BEGIN PROVIDED DATA

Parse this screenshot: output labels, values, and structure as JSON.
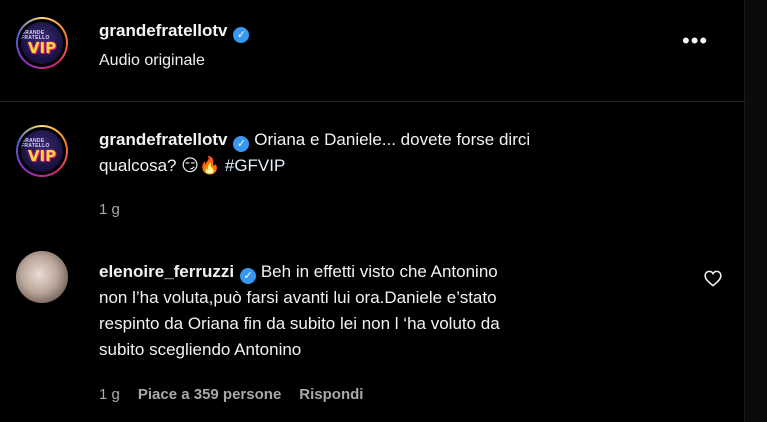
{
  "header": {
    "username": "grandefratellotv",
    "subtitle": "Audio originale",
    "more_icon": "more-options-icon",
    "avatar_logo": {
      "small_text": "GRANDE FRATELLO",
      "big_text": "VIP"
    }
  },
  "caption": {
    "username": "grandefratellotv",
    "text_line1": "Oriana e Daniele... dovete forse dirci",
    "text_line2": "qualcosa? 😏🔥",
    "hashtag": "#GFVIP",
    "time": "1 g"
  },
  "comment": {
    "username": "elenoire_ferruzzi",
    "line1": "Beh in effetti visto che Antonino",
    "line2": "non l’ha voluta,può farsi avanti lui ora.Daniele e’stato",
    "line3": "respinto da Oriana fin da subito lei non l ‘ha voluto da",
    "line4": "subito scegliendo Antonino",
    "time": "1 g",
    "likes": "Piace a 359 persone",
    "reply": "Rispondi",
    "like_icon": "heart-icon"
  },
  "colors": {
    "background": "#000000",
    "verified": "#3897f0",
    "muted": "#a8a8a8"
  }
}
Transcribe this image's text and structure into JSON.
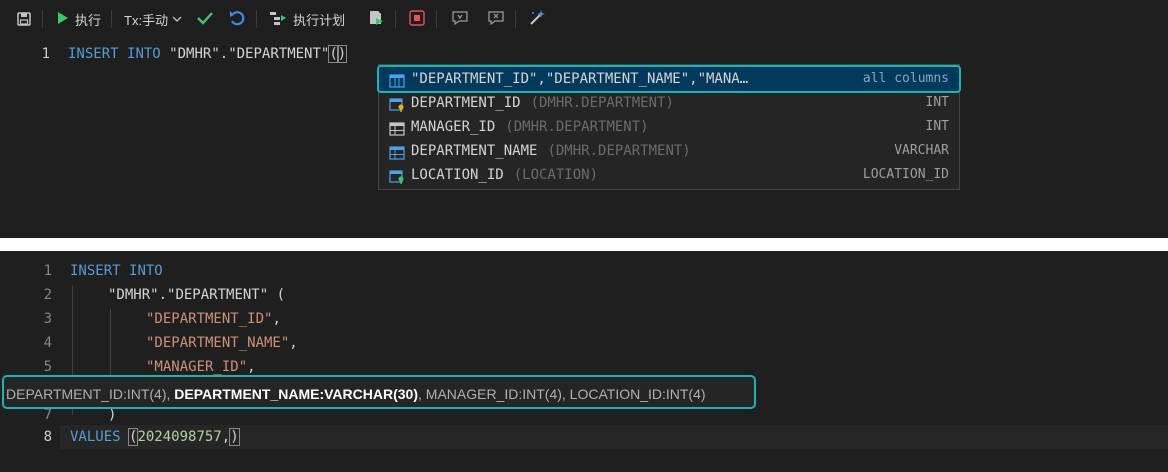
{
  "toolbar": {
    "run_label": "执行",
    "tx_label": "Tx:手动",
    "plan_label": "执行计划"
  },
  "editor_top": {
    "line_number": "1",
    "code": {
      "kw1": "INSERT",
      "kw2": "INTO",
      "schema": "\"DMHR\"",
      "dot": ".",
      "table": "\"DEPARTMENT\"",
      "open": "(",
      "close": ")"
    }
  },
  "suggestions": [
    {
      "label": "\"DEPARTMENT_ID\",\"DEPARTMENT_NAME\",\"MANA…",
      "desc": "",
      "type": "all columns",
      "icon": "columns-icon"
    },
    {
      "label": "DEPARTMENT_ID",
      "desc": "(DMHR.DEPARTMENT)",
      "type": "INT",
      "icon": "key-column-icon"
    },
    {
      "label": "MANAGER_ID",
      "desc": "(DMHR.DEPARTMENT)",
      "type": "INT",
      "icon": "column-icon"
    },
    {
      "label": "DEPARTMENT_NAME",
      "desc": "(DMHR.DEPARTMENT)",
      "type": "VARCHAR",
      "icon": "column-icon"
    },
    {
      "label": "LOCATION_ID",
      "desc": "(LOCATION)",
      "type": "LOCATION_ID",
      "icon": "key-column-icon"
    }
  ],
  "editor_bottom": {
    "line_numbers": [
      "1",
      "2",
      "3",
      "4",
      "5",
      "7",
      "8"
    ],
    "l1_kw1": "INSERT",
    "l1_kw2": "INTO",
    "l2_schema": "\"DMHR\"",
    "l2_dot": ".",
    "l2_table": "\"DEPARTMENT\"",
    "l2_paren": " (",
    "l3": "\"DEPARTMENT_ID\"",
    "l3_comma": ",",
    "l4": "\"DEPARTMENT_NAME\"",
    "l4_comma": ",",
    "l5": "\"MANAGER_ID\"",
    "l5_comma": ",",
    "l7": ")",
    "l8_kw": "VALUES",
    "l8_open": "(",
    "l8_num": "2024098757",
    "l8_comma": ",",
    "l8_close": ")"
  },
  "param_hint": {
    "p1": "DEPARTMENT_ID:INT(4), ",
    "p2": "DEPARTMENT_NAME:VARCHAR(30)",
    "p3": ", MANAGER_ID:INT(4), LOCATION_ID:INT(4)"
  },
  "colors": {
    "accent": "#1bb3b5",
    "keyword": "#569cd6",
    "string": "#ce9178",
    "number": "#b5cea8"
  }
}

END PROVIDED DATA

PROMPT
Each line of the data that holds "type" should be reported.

WRITTEN REPLY
      "type": "all columns",
      "type": "INT",
      "type": "INT",
      "type": "VARCHAR",
      "type": "LOCATION_ID",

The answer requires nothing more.